The social contact hypothesis under the assumption of endemic equilibrium : elucidating the transmission potential of VZV in EuropeThe social contact hypothesis under the assumption of endemic equilibrium : elucidating the transmission potential of VZV in Europe
Faculty of Medicine and Health Sciences
Vaccine & Infectious Disease Institute (VAXINFECTIO)
11(2015), p. 14-23

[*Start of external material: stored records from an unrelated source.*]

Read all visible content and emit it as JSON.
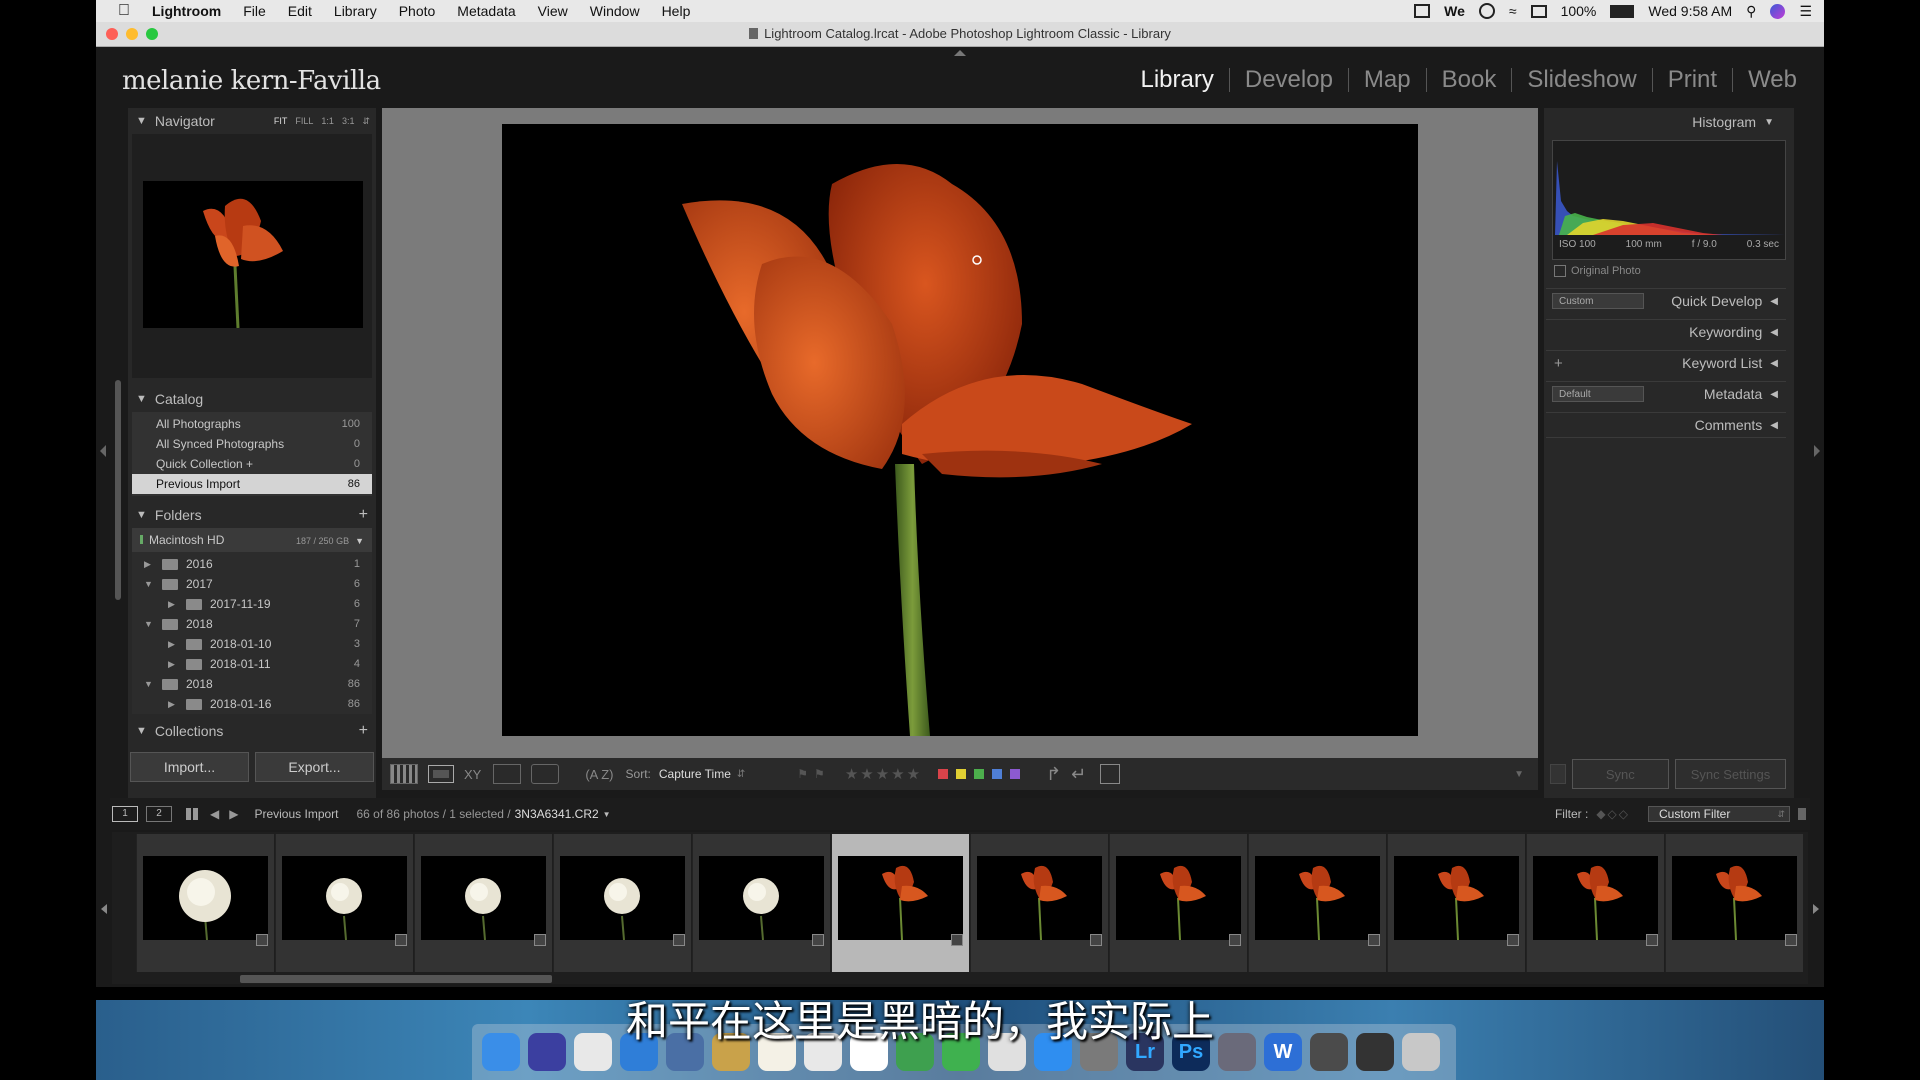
{
  "menubar": {
    "app": "Lightroom",
    "items": [
      "File",
      "Edit",
      "Library",
      "Photo",
      "Metadata",
      "View",
      "Window",
      "Help"
    ],
    "battery": "100%",
    "clock": "Wed 9:58 AM"
  },
  "window_title": "Lightroom Catalog.lrcat - Adobe Photoshop Lightroom Classic - Library",
  "identity_plate": "melanie kern-Favilla",
  "modules": [
    "Library",
    "Develop",
    "Map",
    "Book",
    "Slideshow",
    "Print",
    "Web"
  ],
  "navigator": {
    "title": "Navigator",
    "options": [
      "FIT",
      "FILL",
      "1:1",
      "3:1"
    ]
  },
  "catalog": {
    "title": "Catalog",
    "items": [
      {
        "label": "All Photographs",
        "count": "100"
      },
      {
        "label": "All Synced Photographs",
        "count": "0"
      },
      {
        "label": "Quick Collection +",
        "count": "0"
      },
      {
        "label": "Previous Import",
        "count": "86"
      }
    ]
  },
  "folders": {
    "title": "Folders",
    "volume": {
      "label": "Macintosh HD",
      "size": "187 / 250 GB"
    },
    "items": [
      {
        "label": "2016",
        "count": "1",
        "level": 0,
        "open": false
      },
      {
        "label": "2017",
        "count": "6",
        "level": 0,
        "open": true
      },
      {
        "label": "2017-11-19",
        "count": "6",
        "level": 1,
        "open": false
      },
      {
        "label": "2018",
        "count": "7",
        "level": 0,
        "open": true
      },
      {
        "label": "2018-01-10",
        "count": "3",
        "level": 1,
        "open": false
      },
      {
        "label": "2018-01-11",
        "count": "4",
        "level": 1,
        "open": false
      },
      {
        "label": "2018",
        "count": "86",
        "level": 0,
        "open": true
      },
      {
        "label": "2018-01-16",
        "count": "86",
        "level": 1,
        "open": false
      }
    ]
  },
  "collections": {
    "title": "Collections"
  },
  "buttons": {
    "import": "Import...",
    "export": "Export..."
  },
  "toolbar": {
    "sort_label": "Sort:",
    "sort_value": "Capture Time",
    "colors": [
      "#d9434a",
      "#e0cf33",
      "#4cae4c",
      "#4f7fd6",
      "#8c5ad0"
    ]
  },
  "histogram": {
    "title": "Histogram",
    "iso": "ISO 100",
    "focal": "100 mm",
    "aperture": "f / 9.0",
    "shutter": "0.3 sec",
    "original_photo": "Original Photo"
  },
  "right_panels": {
    "quick_develop": "Quick Develop",
    "qd_preset": "Custom",
    "keywording": "Keywording",
    "keyword_list": "Keyword List",
    "metadata": "Metadata",
    "md_preset": "Default",
    "comments": "Comments",
    "sync": "Sync",
    "sync_settings": "Sync Settings"
  },
  "filmstrip_bar": {
    "source": "Previous Import",
    "info": "66 of 86 photos / 1 selected /",
    "filename": "3N3A6341.CR2",
    "filter_label": "Filter :",
    "filter_value": "Custom Filter",
    "pages": [
      "1",
      "2"
    ]
  },
  "subtitle": "和平在这里是黑暗的，我实际上",
  "dock_apps": [
    "finder-icon",
    "siri-icon",
    "chrome-icon",
    "safari-icon",
    "preview-icon",
    "notes-icon",
    "pages-icon",
    "files-icon",
    "photos-icon",
    "messages-icon",
    "facetime-icon",
    "itunes-icon",
    "appstore-icon",
    "settings-icon",
    "Lr",
    "Ps",
    "launchpad-icon",
    "W",
    "downloads-icon",
    "screen-icon",
    "trash-icon"
  ]
}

The basic reproduction number R0 and the effective reproduction number R are pivotal parameters in infectious disease epidemiology, quantifying the transmission potential of an infection in a population. We estimate both parameters from 13 pre-vaccination serological data sets on varicella zoster virus (VZV) in 12 European countries and from population-based social contact surveys under the commonly made assumptions of endemic and demographic equilibrium. The fit to the serology is evaluated using the inferred effective reproduction number R as a model eligibility criterion combined with AIC as a model selection criterion. For only 2 out of 12 countries, the common choice of a constant proportionality factor is sufficient to provide a good fit to the seroprevalence data. For the other countries, an age-specific proportionality factor provides a better fit, assuming physical contacts lasting longer than 15 min are a good proxy for potential varicella transmission events. In all countries, primary infection with VZV most often occurs in early childhood, but there is substantial variation in transmission potential with R0 ranging from 2.8 in England and Wales to 7.6 in The Netherlands. Two non-parametric methods, the maximal information coefficient (MIC) and a random forest approach, are used to explain these differences in R0 in terms of relevant country-specific characteristics. Our results suggest an association with three general factors: inequality in wealth, infant vaccination coverage and child care attendance. This illustrates the need to consider fundamental differences between European countries when formulating and parameterizing infectious disease models.